---- DATASET EXCERPTS

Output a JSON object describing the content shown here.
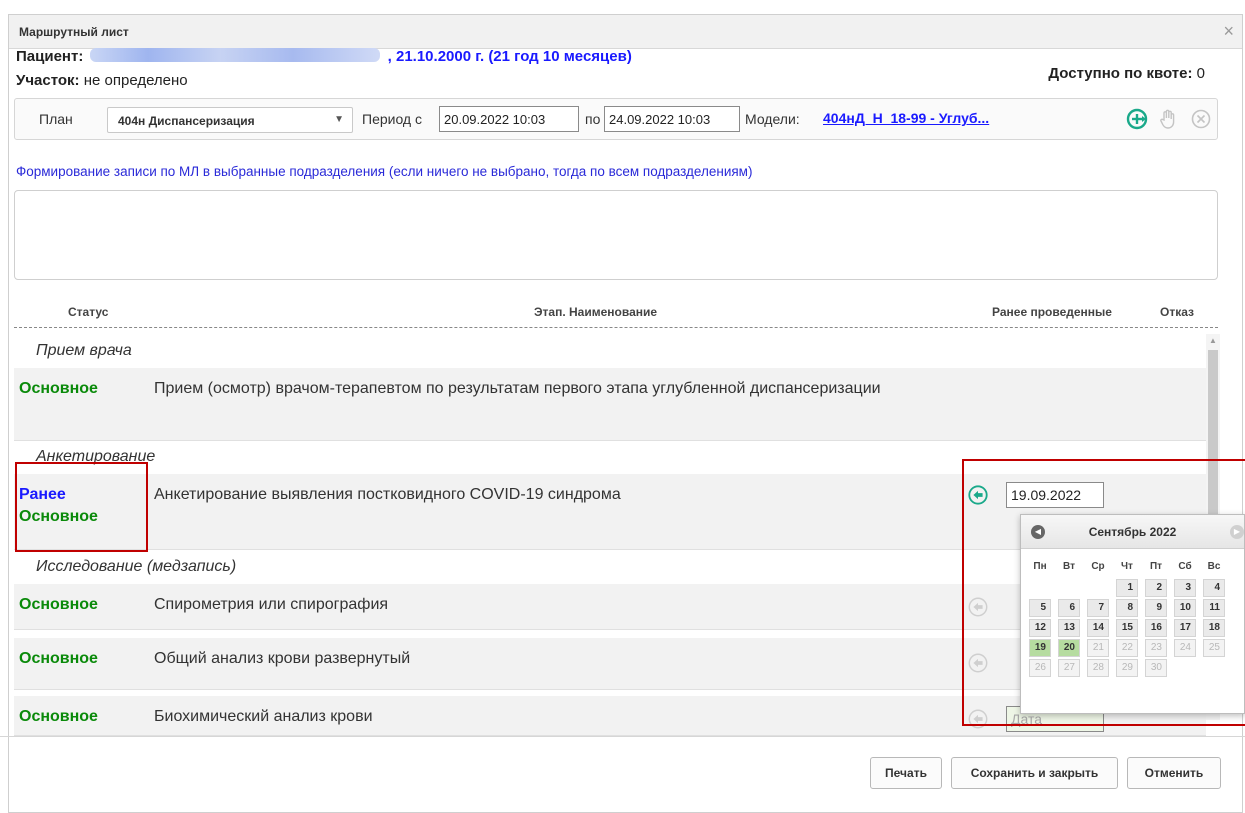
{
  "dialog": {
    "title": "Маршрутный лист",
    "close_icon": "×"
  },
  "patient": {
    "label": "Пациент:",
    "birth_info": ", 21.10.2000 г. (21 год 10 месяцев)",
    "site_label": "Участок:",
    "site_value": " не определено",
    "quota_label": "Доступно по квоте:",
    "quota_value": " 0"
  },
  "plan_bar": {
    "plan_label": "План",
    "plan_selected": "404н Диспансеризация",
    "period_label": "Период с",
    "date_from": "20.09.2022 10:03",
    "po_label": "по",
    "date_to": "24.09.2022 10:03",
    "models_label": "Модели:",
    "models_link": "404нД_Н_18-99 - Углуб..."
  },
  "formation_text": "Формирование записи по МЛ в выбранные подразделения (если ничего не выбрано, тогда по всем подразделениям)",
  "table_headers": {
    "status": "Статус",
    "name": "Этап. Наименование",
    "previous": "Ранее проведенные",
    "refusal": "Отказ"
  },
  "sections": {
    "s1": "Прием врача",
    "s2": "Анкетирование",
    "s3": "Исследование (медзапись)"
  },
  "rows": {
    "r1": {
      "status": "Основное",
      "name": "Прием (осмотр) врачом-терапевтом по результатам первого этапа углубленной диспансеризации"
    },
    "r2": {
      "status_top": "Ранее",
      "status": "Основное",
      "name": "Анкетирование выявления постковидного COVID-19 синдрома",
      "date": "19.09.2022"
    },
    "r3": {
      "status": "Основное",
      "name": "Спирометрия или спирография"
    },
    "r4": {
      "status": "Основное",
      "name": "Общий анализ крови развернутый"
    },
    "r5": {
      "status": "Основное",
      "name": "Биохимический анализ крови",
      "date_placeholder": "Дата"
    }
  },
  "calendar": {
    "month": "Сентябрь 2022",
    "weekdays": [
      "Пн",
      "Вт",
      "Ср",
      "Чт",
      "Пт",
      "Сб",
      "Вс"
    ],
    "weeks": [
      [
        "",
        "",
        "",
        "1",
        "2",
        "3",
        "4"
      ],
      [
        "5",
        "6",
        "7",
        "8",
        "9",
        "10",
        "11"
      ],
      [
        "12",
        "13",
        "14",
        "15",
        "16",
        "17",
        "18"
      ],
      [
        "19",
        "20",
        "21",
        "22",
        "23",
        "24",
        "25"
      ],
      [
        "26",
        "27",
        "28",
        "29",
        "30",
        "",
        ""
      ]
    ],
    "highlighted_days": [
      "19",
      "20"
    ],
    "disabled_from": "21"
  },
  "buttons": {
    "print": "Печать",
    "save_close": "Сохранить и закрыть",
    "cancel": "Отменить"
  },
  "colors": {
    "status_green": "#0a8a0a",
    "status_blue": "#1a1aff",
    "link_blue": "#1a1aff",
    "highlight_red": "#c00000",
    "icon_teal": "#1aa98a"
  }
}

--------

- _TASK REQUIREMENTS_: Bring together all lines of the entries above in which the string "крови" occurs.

- _WRITTEN ANSWER_:
      "name": "Общий анализ крови развернутый"
      "name": "Биохимический анализ крови",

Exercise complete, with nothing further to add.